lux film prizeGiornate degli Autori - Venice Days

13 September, 2010

Akadimia Platonos and the Greek Nationalism

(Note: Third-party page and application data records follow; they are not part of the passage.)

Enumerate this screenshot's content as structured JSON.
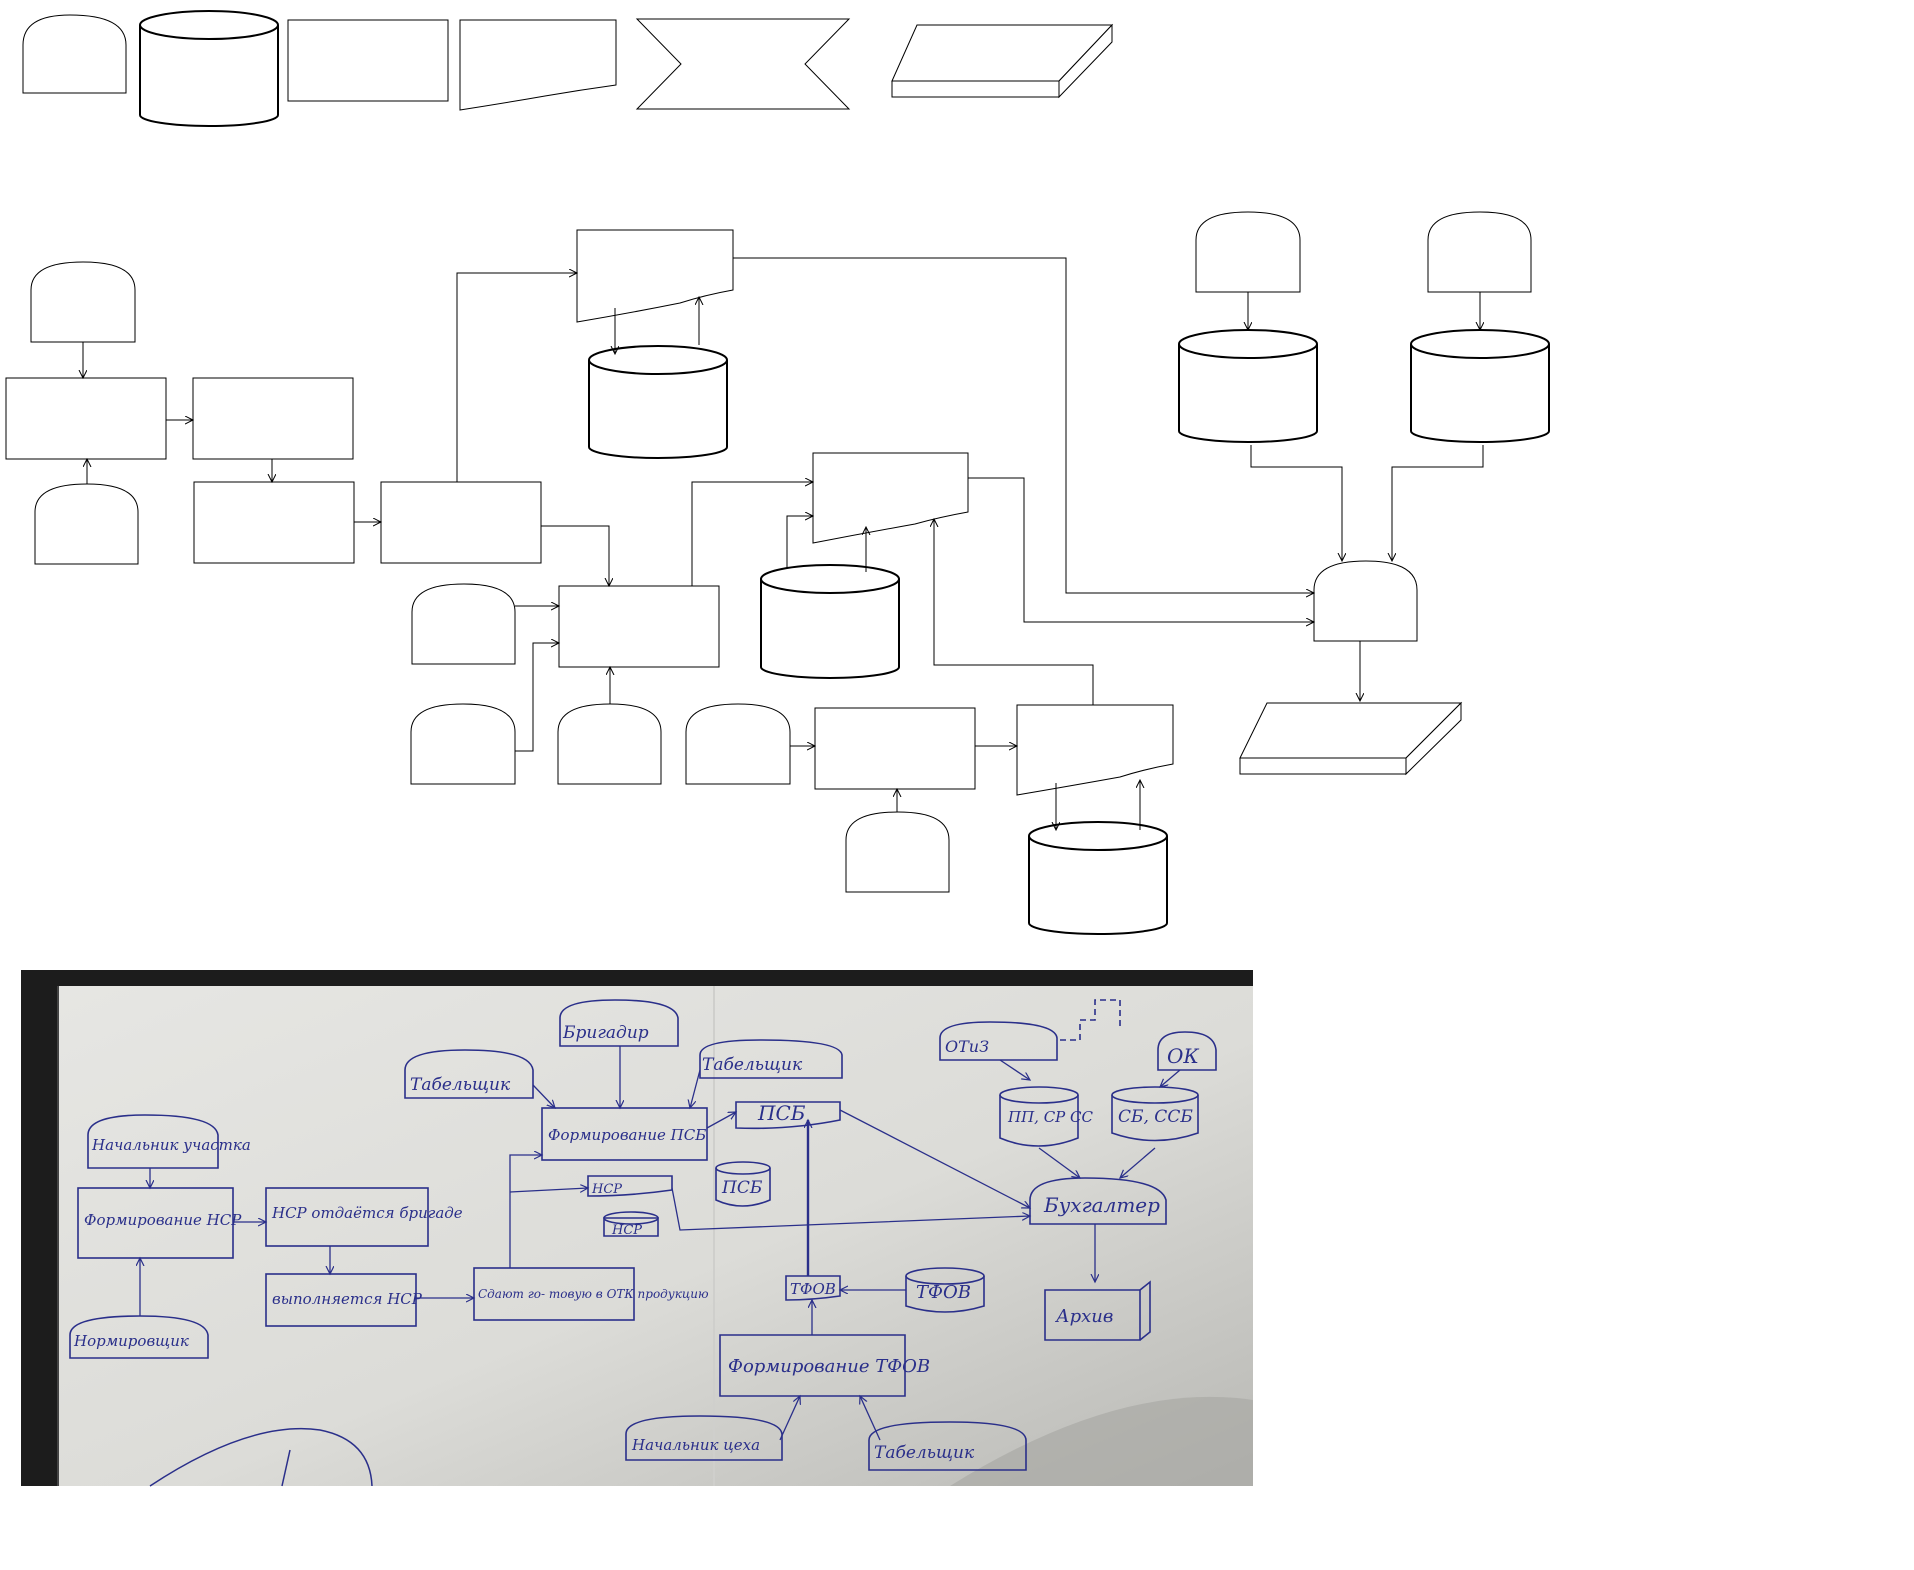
{
  "legend": {
    "shapes": [
      "manual-input-shape",
      "storage-cylinder-shape",
      "process-shape",
      "document-shape",
      "manual-operation-shape",
      "archive-shape"
    ]
  },
  "photo": {
    "labels": {
      "brigadir": "Бригадир",
      "tabelshik_top": "Табельщик",
      "tabelshik_left": "Табельщик",
      "formirovanie_psb": "Формирование ПСБ",
      "psb_doc": "ПСБ",
      "psb_store": "ПСБ",
      "otiz": "ОТиЗ",
      "ok": "ОК",
      "pp_sr": "ПП, СР СС",
      "sb_ssb": "СБ, ССБ",
      "buhgalter": "Бухгалтер",
      "arhiv": "Архив",
      "nachalnik_uchastka": "Начальник участка",
      "formirovanie_ncr": "Формирование НСР",
      "ncr_brigade": "НСР отдаётся бригаде",
      "vypolnyaetsya_ncr": "выполняется НСР",
      "sdayut": "Сдают го- товую в ОТК продукцию",
      "ncr_doc": "НСР",
      "ncr_store": "НСР",
      "normirovshik": "Нормировщик",
      "tfov_doc": "ТФОВ",
      "tfov_store": "ТФОВ",
      "formirovanie_tfov": "Формирование ТФОВ",
      "nachalnik_ceha": "Начальник цеха",
      "tabelshik_bottom": "Табельщик"
    }
  }
}
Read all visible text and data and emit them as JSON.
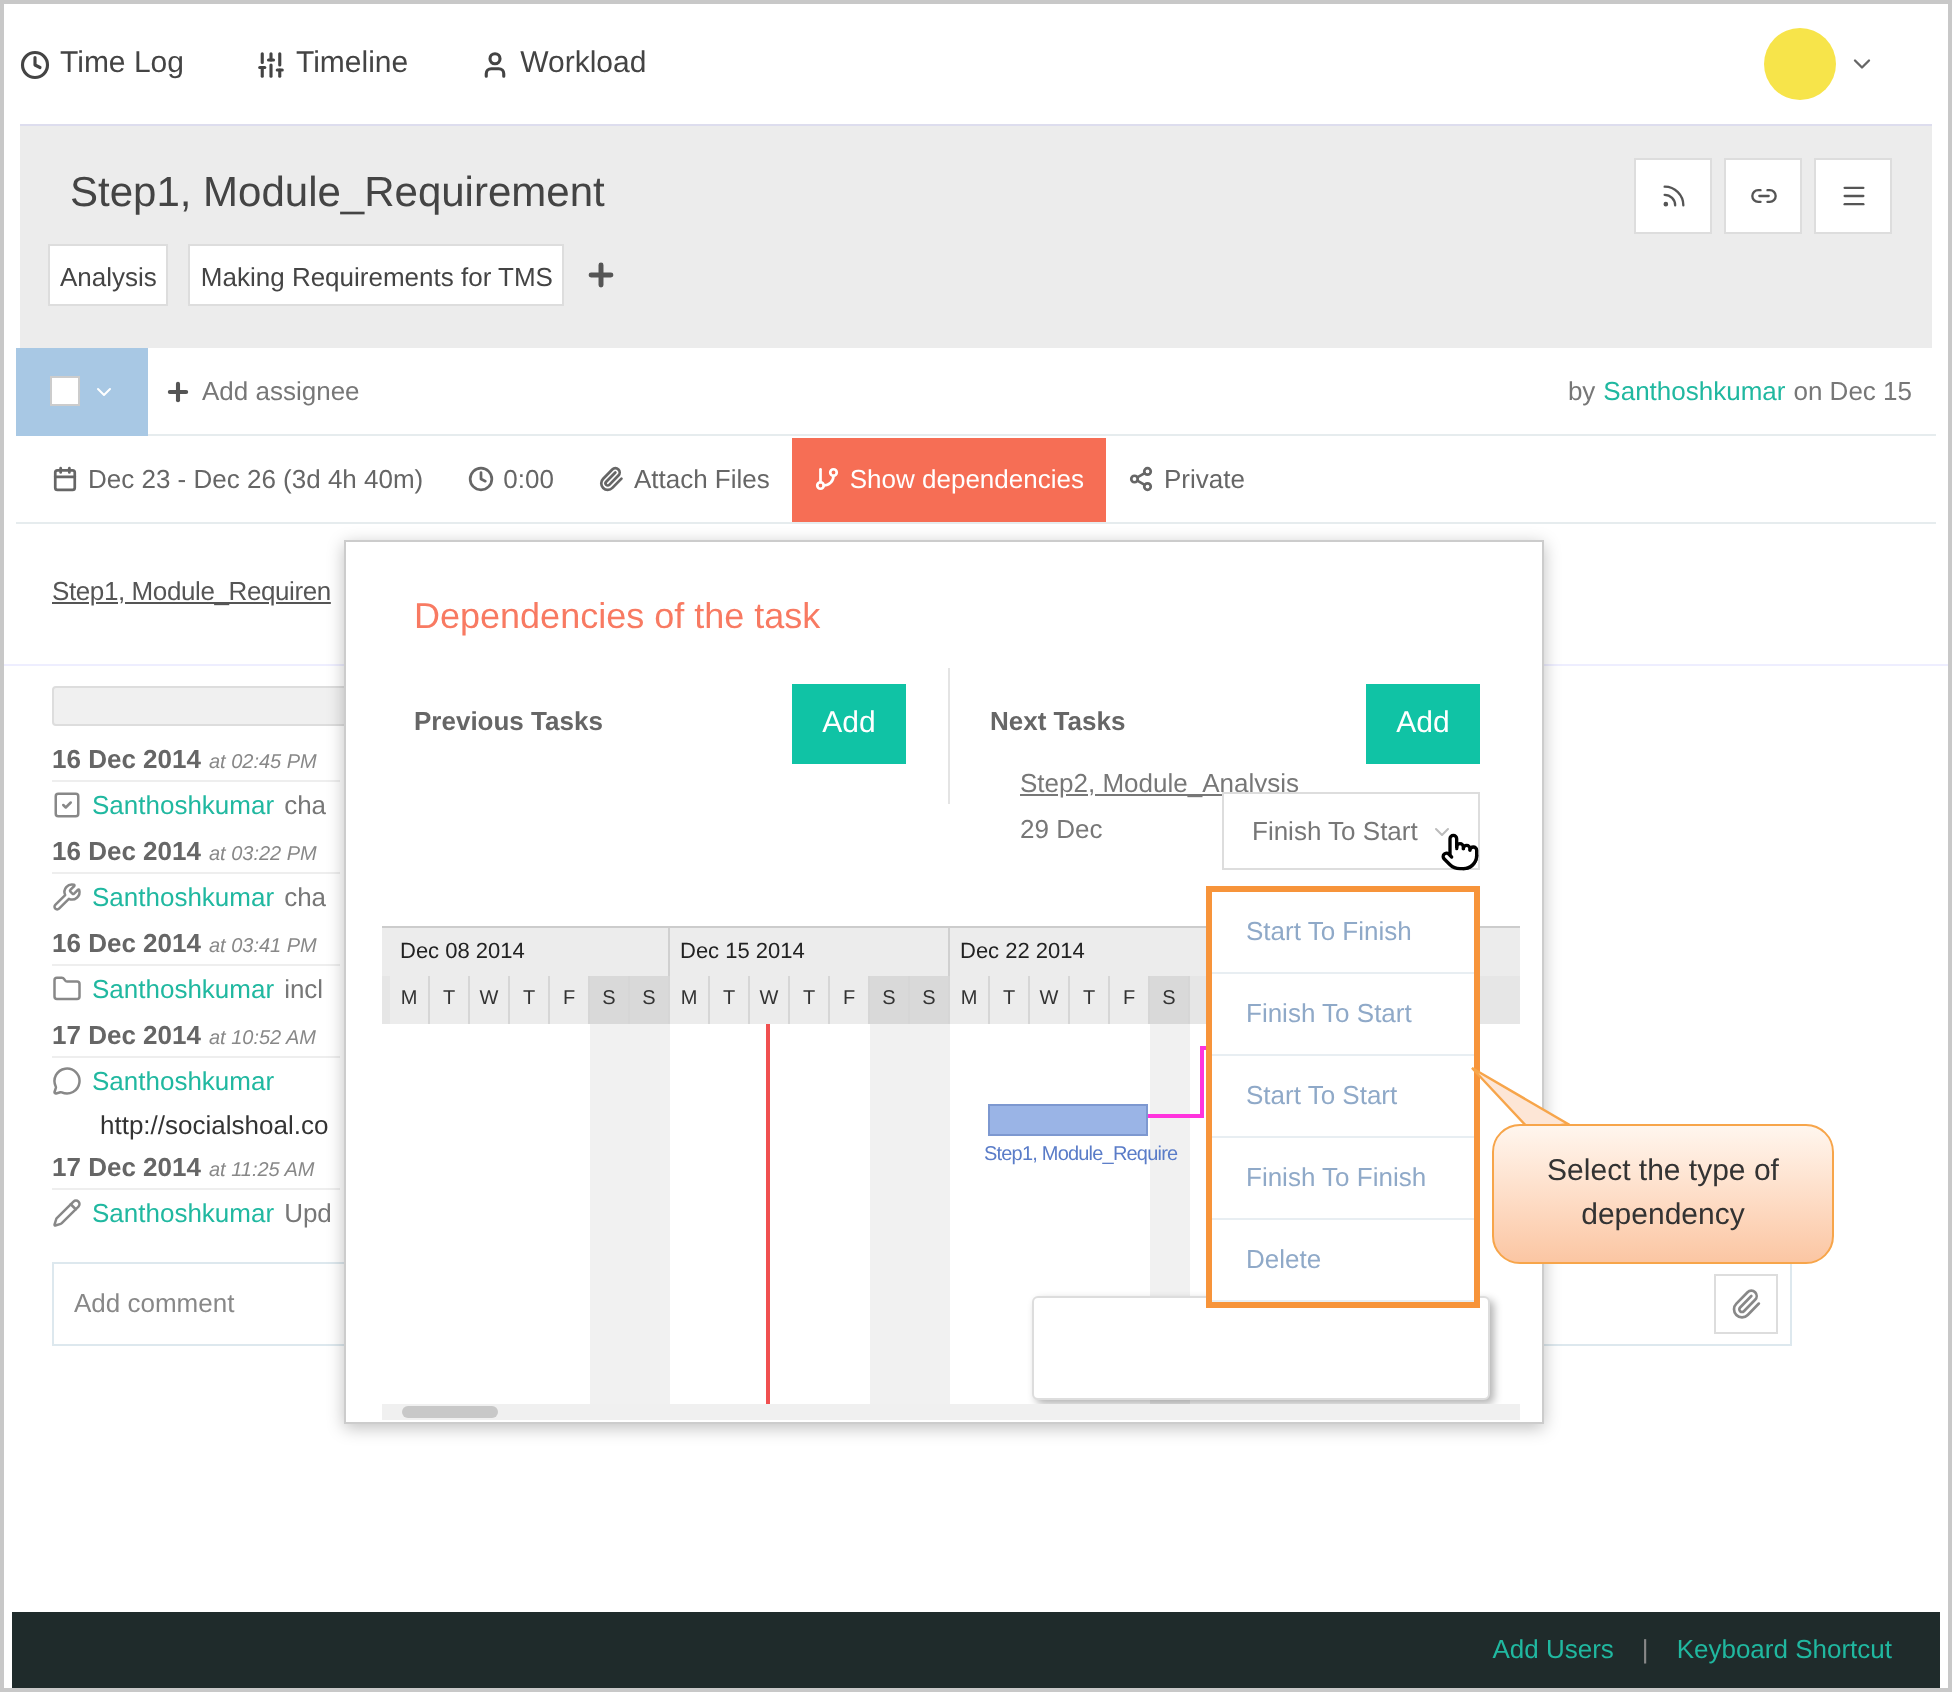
{
  "nav": [
    {
      "label": "Time Log"
    },
    {
      "label": "Timeline"
    },
    {
      "label": "Workload"
    }
  ],
  "task": {
    "title": "Step1, Module_Requirement",
    "tags": [
      "Analysis",
      "Making Requirements for TMS"
    ]
  },
  "assignee": {
    "add_label": "Add assignee",
    "by": "by",
    "author": "Santhoshkumar",
    "on": "on Dec 15"
  },
  "toolbar": [
    {
      "label": "Dec 23 - Dec 26 (3d 4h 40m)",
      "selected": false
    },
    {
      "label": "0:00",
      "selected": false
    },
    {
      "label": "Attach Files",
      "selected": false
    },
    {
      "label": "Show dependencies",
      "selected": true
    },
    {
      "label": "Private",
      "selected": false
    }
  ],
  "task_link": "Step1, Module_Requiren",
  "activity": [
    {
      "date": "16 Dec 2014",
      "time": "at 02:45 PM",
      "user": "Santhoshkumar",
      "text": "cha"
    },
    {
      "date": "16 Dec 2014",
      "time": "at 03:22 PM",
      "user": "Santhoshkumar",
      "text": "cha"
    },
    {
      "date": "16 Dec 2014",
      "time": "at 03:41 PM",
      "user": "Santhoshkumar",
      "text": "incl"
    },
    {
      "date": "17 Dec 2014",
      "time": "at 10:52 AM",
      "user": "Santhoshkumar",
      "detail": "http://socialshoal.co"
    },
    {
      "date": "17 Dec 2014",
      "time": "at 11:25 AM",
      "user": "Santhoshkumar",
      "text": "Upd"
    }
  ],
  "comment": {
    "placeholder": "Add comment"
  },
  "dependencies": {
    "title": "Dependencies of the task",
    "previous": {
      "heading": "Previous Tasks",
      "button": "Add"
    },
    "next": {
      "heading": "Next Tasks",
      "button": "Add",
      "task": "Step2, Module_Analysis",
      "date": "29 Dec",
      "type": "Finish To Start"
    },
    "gantt": {
      "weeks": [
        {
          "label": "Dec 08 2014",
          "days": [
            {
              "label": "M",
              "weekend": false
            },
            {
              "label": "T",
              "weekend": false
            },
            {
              "label": "W",
              "weekend": false
            },
            {
              "label": "T",
              "weekend": false
            },
            {
              "label": "F",
              "weekend": false
            },
            {
              "label": "S",
              "weekend": true
            },
            {
              "label": "S",
              "weekend": true
            }
          ]
        },
        {
          "label": "Dec 15 2014",
          "days": [
            {
              "label": "M",
              "weekend": false
            },
            {
              "label": "T",
              "weekend": false
            },
            {
              "label": "W",
              "weekend": false
            },
            {
              "label": "T",
              "weekend": false
            },
            {
              "label": "F",
              "weekend": false
            },
            {
              "label": "S",
              "weekend": true
            },
            {
              "label": "S",
              "weekend": true
            }
          ]
        },
        {
          "label": "Dec 22 2014",
          "days": [
            {
              "label": "M",
              "weekend": false
            },
            {
              "label": "T",
              "weekend": false
            },
            {
              "label": "W",
              "weekend": false
            },
            {
              "label": "T",
              "weekend": false
            },
            {
              "label": "F",
              "weekend": false
            },
            {
              "label": "S",
              "weekend": true
            }
          ]
        }
      ],
      "bar_label": "Step1, Module_Require"
    },
    "type_options": [
      "Start To Finish",
      "Finish To Start",
      "Start To Start",
      "Finish To Finish",
      "Delete"
    ]
  },
  "callout": "Select the type of dependency",
  "footer": {
    "links": [
      "Add Users",
      "Keyboard Shortcut"
    ],
    "separator": "|"
  }
}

The core of the plot of Plato’s Academy is in fact the realization of Stavros, who is believed to be Greek, but it is found out that he is essentially Albanian after his mother acknowledges an Albanian man as her son. It is then revealed that this strange Albanian man is Stavros’ brother. A mysterious confusion inevitably occurs with regards to what the national identity of Stavros is. The film terrifically portrays the traditional long-term malicious Greco-Albanian relations that date back to 1991, after the fall of the Albanian communist regime whereby allegations of mistreatment by the Albanian authorities of the Greek ethnic minority in southern Albania and of the alleged Albanian minorities in northern Greece occurred. Albanian economic immigrants have penetrated the Greek state and their presence caused huge tension between the two parties. Therefore, Greeks have developed certain prejudices and biases against Albanians that is they consider them as evil, ugly, uncivilized and miasmatic entities which pollute their “civilized” and “cultured” social well being. As a result, Albanians by no means would be accepted to be integrated or tolerated within the Greek society, because these “savages” do not simply match with the Greek mentality of education and culture derived from the ancient Greek ideals (!). The Greek companions’ actions really reminded me of a typical Greek nationalistic quotation that dictates “Whoever is not Greek is Barbarian”. The companions’ objection to the idea of constructing a monument in the name of intercultural solidarity declares that in their “territory” (implying their quarter) no ‘foreign’ influence is possible to change their Greek habitual rituals and way of living (namely playing football and gathering around, drinking coffee, etc), hence tolerance, respect and compromise are bizarre words in their ordinary culture. In the meantime, at the moment of the football game between the Albanian and Greek National teams, we observed an intense social solidarity from the two sides, which separately gathered in a sort of a coffee shop to watch the match, using national symbols and passionately supporting their teams. Apparently, in such case football as a ritual, represents ethnic origins which are regarded emotionally, and this reality brings about collective consciousness which in turn binds people who share the same ideals and values. Stavros, as every compatriot of his, holds strong bonds with his Greek national identity and is not willing to accept the severe truth that he had to face up to because otherwise he would have lost his Greek companions who merely believe in the homogeneity of the Greek community, hence they wouldn’t easily accept an Albanian in their company. Nevertheless, the allegorical language and imagery used in the film (sheepdog called “Patriot”, Euro 2004 Greek National team photos posted on the wall, )signify the reality that was previously described. As Filippos Tsitos, the director and writer of the film said before its screening, the situations employed in the film are not be taken for granted that represent nowadays’ reality. However, Tsitos takes the issue of cultural absolutism, xenophobia and racial intolerance into a deeper level and through its problematic and complicated nature, the dramedy simply communicates a range of messages intended to those who suffer from cultural myopia and particularly ethnocentrism.